╭─ Record set
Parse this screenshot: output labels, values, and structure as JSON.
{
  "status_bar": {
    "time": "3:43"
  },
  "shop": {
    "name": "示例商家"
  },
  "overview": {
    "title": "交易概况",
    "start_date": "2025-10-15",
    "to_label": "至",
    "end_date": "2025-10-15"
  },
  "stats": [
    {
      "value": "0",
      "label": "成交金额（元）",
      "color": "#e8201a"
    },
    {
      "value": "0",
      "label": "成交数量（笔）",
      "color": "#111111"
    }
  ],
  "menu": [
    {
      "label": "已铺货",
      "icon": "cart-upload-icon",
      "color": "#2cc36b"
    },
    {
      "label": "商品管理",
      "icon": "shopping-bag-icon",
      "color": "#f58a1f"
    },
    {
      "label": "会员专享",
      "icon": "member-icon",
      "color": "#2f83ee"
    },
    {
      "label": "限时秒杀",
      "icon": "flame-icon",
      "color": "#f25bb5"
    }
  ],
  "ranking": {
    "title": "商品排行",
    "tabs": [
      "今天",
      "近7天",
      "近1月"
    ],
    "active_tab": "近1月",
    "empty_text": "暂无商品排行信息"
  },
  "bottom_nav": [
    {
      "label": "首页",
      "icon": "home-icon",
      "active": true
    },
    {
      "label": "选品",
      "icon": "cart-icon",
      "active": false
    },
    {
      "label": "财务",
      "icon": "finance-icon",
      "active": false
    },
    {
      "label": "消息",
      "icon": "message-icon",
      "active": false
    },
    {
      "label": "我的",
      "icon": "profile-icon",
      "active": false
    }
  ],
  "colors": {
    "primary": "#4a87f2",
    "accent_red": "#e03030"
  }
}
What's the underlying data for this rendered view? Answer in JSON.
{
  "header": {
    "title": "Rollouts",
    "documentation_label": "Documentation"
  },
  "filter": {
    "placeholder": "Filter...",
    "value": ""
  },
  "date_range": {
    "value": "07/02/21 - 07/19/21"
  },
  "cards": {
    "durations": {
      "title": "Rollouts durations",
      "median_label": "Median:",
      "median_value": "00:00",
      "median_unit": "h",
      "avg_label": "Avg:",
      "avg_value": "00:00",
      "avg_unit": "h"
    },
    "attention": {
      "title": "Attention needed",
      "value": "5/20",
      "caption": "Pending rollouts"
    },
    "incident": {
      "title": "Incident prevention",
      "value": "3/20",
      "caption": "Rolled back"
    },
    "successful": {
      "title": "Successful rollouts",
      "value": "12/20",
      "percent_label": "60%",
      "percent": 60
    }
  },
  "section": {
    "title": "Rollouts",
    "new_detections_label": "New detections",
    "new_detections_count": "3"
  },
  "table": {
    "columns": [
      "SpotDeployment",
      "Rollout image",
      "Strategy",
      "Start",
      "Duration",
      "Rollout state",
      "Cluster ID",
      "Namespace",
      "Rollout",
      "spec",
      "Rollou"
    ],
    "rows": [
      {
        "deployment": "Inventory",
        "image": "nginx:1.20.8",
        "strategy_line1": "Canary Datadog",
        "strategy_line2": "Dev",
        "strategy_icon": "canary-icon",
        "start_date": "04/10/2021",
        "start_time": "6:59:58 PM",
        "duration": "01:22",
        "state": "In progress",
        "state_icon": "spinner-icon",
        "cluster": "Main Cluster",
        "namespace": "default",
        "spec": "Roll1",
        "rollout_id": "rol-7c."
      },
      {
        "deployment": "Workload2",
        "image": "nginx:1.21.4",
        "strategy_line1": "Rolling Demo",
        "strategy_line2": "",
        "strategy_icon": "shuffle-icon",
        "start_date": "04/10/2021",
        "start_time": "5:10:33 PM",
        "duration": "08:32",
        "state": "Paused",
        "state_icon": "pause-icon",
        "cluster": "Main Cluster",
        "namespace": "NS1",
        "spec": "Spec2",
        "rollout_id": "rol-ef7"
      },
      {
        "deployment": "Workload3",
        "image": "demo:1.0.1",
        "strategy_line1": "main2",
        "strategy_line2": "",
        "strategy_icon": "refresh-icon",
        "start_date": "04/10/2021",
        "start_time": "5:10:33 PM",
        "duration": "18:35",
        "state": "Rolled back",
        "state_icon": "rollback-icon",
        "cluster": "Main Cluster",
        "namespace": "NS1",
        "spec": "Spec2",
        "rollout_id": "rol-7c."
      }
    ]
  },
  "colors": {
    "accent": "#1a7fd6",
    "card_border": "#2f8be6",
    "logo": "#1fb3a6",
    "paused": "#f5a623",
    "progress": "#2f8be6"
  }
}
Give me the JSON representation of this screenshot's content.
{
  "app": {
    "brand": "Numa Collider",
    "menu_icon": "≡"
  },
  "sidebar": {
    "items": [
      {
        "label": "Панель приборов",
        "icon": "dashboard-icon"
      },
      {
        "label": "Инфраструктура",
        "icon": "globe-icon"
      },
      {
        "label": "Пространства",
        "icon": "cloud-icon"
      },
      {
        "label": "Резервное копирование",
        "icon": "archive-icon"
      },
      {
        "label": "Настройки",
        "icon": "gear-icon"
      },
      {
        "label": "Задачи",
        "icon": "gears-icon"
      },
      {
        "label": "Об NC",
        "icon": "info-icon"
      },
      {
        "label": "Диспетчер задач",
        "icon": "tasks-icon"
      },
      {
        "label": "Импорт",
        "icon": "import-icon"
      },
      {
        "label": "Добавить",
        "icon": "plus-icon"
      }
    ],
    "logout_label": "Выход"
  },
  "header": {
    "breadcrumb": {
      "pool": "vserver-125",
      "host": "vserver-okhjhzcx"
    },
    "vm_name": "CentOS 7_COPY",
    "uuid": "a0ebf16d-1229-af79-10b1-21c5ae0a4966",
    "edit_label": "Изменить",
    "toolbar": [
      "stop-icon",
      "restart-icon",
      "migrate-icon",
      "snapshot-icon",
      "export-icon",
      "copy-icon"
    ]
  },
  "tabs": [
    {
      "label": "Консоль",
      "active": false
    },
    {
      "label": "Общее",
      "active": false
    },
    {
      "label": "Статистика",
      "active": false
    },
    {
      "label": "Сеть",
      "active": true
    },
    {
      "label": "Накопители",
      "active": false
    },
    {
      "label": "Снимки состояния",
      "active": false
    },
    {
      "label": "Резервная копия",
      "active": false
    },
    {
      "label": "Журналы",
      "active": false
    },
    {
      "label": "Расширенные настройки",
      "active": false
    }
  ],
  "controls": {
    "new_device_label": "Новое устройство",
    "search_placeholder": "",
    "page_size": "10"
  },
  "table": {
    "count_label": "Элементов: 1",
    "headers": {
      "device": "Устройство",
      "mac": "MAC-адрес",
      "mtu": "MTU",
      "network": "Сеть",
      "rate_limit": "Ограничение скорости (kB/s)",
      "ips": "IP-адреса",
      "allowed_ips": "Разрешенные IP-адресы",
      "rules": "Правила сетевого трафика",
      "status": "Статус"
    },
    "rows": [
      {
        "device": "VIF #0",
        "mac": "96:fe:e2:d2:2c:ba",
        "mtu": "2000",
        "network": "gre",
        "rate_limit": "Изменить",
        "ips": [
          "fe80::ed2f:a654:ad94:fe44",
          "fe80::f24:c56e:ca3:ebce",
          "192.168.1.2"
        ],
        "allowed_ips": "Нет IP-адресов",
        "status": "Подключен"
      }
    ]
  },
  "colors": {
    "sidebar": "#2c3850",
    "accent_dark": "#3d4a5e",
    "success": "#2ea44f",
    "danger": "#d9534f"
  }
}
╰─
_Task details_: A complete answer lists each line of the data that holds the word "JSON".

_Answer to this exercise_:
Parse this screenshot: output labels, values, and structure as JSON.
What's the underlying data for this rendered view? Answer in JSON.
Give me the JSON representation of this screenshot's content.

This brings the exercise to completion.